I love Grey’s Anatomy, and I can remember the show when George’s father died and Christina welcomed him in to the Dead Fathers Club. I can remember getting it and not understanding what the outrage was other people felt. Of course I didn’t get THAT club, because my father was very much alive, but I did get “it” because I had been a member of the mom version for what felt like eternity.
I remember during all the coverage of the Royal wedding and they talked about how William still felt the loss of his mother on Mother’s Day, still had such an ability to sway his mood and they were shocked. I wasn’t, that is me as well, 10 years, 20 years who knows, maybe it will change if I have kids of my own, then again it may never change. Still I know, I have a close group of friends beside be ready for hugs and comfort when something happens and I want my mom.

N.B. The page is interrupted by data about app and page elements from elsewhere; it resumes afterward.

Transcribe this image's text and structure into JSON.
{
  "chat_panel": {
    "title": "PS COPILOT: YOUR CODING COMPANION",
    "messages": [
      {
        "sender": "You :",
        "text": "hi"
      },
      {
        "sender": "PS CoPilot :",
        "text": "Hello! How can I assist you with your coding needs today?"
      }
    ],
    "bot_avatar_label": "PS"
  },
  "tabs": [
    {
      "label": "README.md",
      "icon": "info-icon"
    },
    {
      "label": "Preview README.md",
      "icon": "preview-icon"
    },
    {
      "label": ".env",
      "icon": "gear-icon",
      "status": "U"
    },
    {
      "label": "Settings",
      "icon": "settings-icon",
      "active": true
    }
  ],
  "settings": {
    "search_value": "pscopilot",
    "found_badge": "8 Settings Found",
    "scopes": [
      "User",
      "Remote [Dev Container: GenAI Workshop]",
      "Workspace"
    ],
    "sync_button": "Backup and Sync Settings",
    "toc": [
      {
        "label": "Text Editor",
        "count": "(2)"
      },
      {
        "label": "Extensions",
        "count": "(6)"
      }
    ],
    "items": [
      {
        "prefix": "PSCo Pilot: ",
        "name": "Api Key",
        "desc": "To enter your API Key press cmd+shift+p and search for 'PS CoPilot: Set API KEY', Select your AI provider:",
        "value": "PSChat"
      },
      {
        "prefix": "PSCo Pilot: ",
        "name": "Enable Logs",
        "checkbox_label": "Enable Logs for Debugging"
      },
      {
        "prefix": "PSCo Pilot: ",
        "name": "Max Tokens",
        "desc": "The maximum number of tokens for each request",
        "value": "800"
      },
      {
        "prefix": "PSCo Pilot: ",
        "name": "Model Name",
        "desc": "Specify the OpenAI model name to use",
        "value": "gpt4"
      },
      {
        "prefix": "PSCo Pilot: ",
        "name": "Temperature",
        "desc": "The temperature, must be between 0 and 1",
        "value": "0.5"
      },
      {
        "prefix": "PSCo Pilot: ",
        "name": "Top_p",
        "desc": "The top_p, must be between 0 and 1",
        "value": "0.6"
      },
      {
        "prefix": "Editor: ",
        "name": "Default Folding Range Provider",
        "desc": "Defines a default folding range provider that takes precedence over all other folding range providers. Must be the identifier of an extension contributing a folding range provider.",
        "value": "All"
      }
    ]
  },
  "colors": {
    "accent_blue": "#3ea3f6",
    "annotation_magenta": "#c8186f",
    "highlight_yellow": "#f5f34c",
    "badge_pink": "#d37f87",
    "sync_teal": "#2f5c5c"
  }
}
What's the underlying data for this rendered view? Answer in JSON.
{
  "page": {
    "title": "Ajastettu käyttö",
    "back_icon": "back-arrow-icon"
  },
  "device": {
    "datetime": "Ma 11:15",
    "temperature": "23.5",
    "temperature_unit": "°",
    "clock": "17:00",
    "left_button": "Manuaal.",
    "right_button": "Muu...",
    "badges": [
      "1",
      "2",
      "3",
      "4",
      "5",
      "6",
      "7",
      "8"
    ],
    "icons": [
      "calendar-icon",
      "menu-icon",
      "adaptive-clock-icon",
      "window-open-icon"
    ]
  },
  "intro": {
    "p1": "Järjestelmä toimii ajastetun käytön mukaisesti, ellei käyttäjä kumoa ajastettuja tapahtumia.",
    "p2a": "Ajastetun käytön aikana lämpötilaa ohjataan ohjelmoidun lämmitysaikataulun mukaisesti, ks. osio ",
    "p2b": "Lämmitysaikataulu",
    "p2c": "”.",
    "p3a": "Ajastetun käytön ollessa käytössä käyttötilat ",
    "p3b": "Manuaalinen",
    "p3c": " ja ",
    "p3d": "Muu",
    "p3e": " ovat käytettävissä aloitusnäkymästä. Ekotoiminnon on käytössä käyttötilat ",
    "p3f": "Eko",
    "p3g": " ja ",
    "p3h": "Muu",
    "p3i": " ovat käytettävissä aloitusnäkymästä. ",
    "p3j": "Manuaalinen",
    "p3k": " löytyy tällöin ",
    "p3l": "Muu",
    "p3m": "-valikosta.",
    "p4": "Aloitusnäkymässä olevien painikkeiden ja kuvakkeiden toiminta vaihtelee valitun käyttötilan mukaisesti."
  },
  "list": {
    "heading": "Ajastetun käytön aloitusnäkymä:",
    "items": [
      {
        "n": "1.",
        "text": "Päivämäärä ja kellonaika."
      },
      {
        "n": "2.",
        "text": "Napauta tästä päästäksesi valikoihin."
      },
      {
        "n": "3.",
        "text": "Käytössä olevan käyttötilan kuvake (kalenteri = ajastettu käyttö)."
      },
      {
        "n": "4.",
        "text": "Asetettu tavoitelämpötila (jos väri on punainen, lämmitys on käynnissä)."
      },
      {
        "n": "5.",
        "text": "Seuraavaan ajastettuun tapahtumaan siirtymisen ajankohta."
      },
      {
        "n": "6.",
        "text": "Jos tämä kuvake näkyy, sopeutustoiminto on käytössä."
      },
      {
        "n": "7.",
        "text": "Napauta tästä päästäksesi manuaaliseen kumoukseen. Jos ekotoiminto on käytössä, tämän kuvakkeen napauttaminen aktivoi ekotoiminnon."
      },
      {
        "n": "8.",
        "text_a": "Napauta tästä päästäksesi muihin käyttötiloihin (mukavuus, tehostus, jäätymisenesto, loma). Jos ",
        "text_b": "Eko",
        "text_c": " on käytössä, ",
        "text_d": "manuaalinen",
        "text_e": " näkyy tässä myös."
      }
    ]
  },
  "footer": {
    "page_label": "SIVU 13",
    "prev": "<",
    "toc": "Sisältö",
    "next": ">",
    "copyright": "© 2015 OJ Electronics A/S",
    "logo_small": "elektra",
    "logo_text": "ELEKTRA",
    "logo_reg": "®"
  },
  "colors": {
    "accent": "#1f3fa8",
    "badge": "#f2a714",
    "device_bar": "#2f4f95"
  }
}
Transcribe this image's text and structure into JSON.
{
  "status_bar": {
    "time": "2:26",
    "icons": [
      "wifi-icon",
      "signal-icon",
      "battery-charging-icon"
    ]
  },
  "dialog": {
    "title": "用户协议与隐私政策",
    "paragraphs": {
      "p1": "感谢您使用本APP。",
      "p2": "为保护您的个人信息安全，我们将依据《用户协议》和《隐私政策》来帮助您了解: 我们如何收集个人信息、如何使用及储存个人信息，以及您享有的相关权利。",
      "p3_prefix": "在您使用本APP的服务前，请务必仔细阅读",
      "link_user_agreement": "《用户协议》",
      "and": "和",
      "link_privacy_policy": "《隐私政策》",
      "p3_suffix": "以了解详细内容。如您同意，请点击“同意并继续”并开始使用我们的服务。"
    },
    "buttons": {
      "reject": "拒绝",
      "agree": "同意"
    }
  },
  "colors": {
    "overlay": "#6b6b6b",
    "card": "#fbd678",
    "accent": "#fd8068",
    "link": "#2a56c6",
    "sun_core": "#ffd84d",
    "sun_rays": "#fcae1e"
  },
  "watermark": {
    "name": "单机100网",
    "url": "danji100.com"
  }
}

I was fairly young when I lost my mom. I had graduated college, gotten my first “real” job and was on the verge of moving in my first house when she got sick. (Actually she went in to see the doctor the day after I moved my stuff.)
In the months to come would be highs and lows and emotional roller coasters that would make any soap opera proud, but it was my life. I was lucky, I had 2 very good friends whom I worked with standing by my side but they hadn’t been though it, not yet. In the next 6 months one would lose her elderly mother, one would lose her father and we would start a missing parents club complete with things to pick one or the other up occasionally and lunches where we could commiserate without feeling judged.
Within a year my best friend of 20 years joined the DMC, Martha was an adopted mom to me as well, luckily she and my mom conspired in heaven on what would see their two daughters through this, and after much trying and a couple of miscarriages, my BFF was pregnant.
Aside from the obvious joy and delight the news brought, it also came with sadness. Neither of our mothers would see this child, wouldn’t hold her or spoil her rotten. Dawn went through a time of immense guilt, she felt that her mother’s aneurism was exacerbated by her working extra long hours after she recovered from her latest miscarriage. I can remember holding her while she cried and my tears joined hers. Despite the doctors warnings and cautions one night sadness lead to consoling each other between a husband and a wife and little Martha came to being.
Since the original group began, we have unfortunately welcomed more members to the club, we have tried to make each milestone special, we have carried people when they couldn’t walk themselves and we have survived.
Please don’t think us avoiding commercials, songs and get-togethers during certain times has anything to do with us having a ‘bad’ mother, if anything we’re blessed to have ones who’s memory stays strong and as such, we remember them always, and especially today.